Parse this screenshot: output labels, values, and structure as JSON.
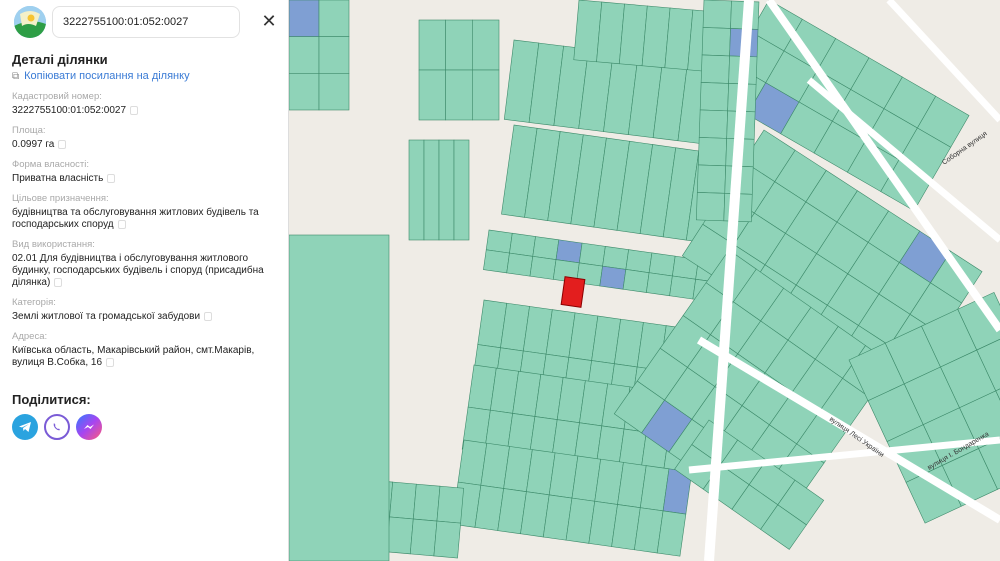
{
  "search": {
    "value": "3222755100:01:052:0027"
  },
  "panel": {
    "title": "Деталі ділянки",
    "copy_link": "Копіювати посилання на ділянку",
    "fields": [
      {
        "label": "Кадастровий номер:",
        "value": "3222755100:01:052:0027"
      },
      {
        "label": "Площа:",
        "value": "0.0997 га"
      },
      {
        "label": "Форма власності:",
        "value": "Приватна власність"
      },
      {
        "label": "Цільове призначення:",
        "value": "будівництва та обслуговування житлових будівель та господарських споруд"
      },
      {
        "label": "Вид використання:",
        "value": "02.01 Для будівництва і обслуговування житлового будинку, господарських будівель і споруд (присадибна ділянка)"
      },
      {
        "label": "Категорія:",
        "value": "Землі житлової та громадської забудови"
      },
      {
        "label": "Адреса:",
        "value": "Київська область, Макарівський район, смт.Макарів, вулиця В.Собка, 16"
      }
    ],
    "share_title": "Поділитися:",
    "share_icons": [
      "telegram-icon",
      "viber-icon",
      "messenger-icon"
    ]
  },
  "map": {
    "colors": {
      "parcel": "#8fd3b8",
      "parcel_stroke": "#3d8a6a",
      "state": "#7f9fd3",
      "selected": "#e31e1e",
      "road": "#ffffff",
      "bg": "#efece6"
    },
    "street_labels": [
      "Соборна вулиця",
      "вулиця Лесі України",
      "вулиця І. Бондаренка"
    ]
  }
}
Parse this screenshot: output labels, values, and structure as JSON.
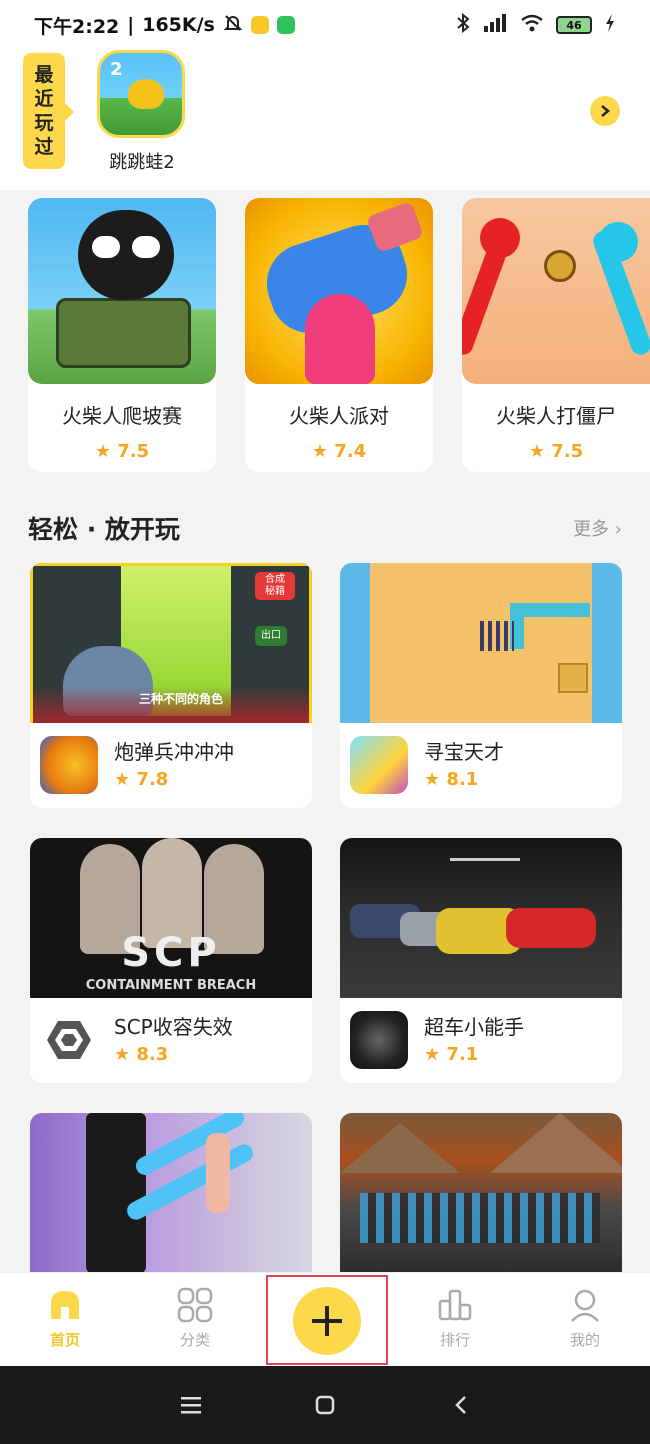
{
  "status_bar": {
    "time": "下午2:22",
    "speed": "165K/s",
    "network": "4G",
    "battery": "46"
  },
  "recent": {
    "tag_chars": [
      "最",
      "近",
      "玩",
      "过"
    ],
    "game": {
      "name": "跳跳蛙2",
      "icon_label": "2"
    },
    "more_icon": "chevron-right-icon"
  },
  "featured": [
    {
      "name": "火柴人爬坡赛",
      "rating": "7.5"
    },
    {
      "name": "火柴人派对",
      "rating": "7.4"
    },
    {
      "name": "火柴人打僵尸",
      "rating": "7.5"
    }
  ],
  "section": {
    "title": "轻松 · 放开玩",
    "more": "更多"
  },
  "grid": [
    {
      "name": "炮弹兵冲冲冲",
      "rating": "7.8",
      "img_overlay": "三种不同的角色",
      "badge1": "合成\n秘籍",
      "badge2": "出口"
    },
    {
      "name": "寻宝天才",
      "rating": "8.1"
    },
    {
      "name": "SCP收容失效",
      "rating": "8.3",
      "img_overlay_big": "SCP",
      "img_overlay_sub": "CONTAINMENT BREACH"
    },
    {
      "name": "超车小能手",
      "rating": "7.1"
    },
    {
      "name": "",
      "rating": ""
    },
    {
      "name": "",
      "rating": ""
    }
  ],
  "bottom_nav": {
    "home": "首页",
    "category": "分类",
    "rank": "排行",
    "mine": "我的"
  },
  "colors": {
    "accent": "#fed84b",
    "star": "#f5a623",
    "highlight_border": "#e0454b"
  }
}
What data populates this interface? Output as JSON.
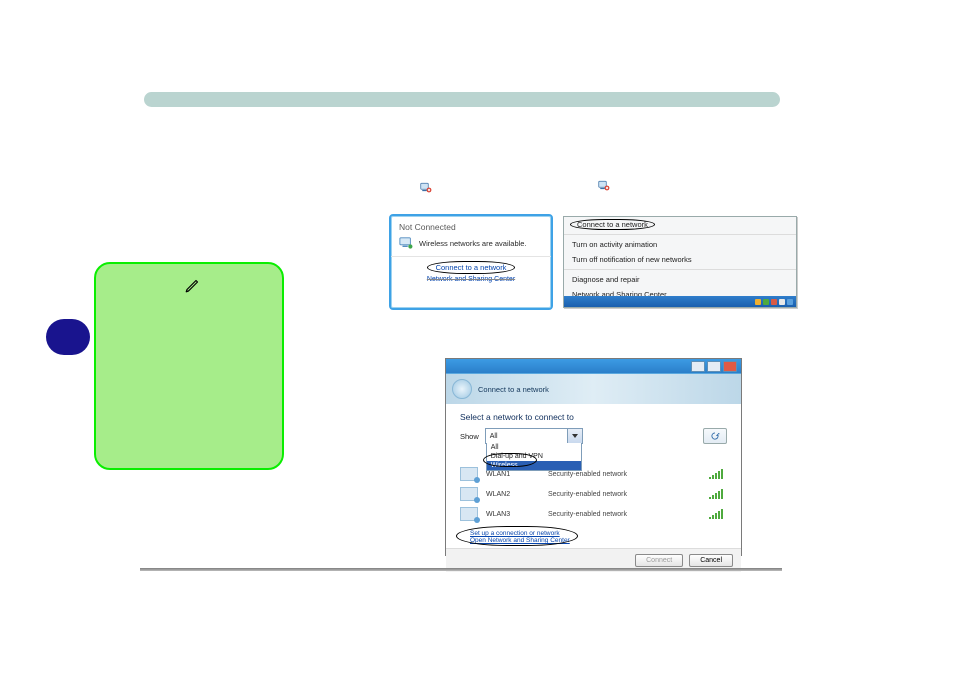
{
  "icons": {
    "network_error": "network-error-icon",
    "pen": "pen-icon",
    "computer": "computer-icon"
  },
  "popup_not_connected": {
    "title": "Not Connected",
    "message": "Wireless networks are available.",
    "link_connect": "Connect to a network",
    "link_center": "Network and Sharing Center"
  },
  "context_menu": {
    "item_connect": "Connect to a network",
    "item_anim": "Turn on activity animation",
    "item_notif": "Turn off notification of new networks",
    "item_diag": "Diagnose and repair",
    "item_center": "Network and Sharing Center"
  },
  "dialog": {
    "window_title": "Connect to a network",
    "heading": "Select a network to connect to",
    "show_label": "Show",
    "show_value": "All",
    "show_options": [
      "All",
      "Dial-up and VPN",
      "Wireless"
    ],
    "networks": [
      {
        "name": "WLAN1",
        "desc": "Security-enabled network"
      },
      {
        "name": "WLAN2",
        "desc": "Security-enabled network"
      },
      {
        "name": "WLAN3",
        "desc": "Security-enabled network"
      }
    ],
    "link_setup": "Set up a connection or network",
    "link_open_center": "Open Network and Sharing Center",
    "btn_connect": "Connect",
    "btn_cancel": "Cancel"
  }
}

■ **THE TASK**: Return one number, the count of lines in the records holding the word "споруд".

■ **EXERCISE RESPONSE**: 2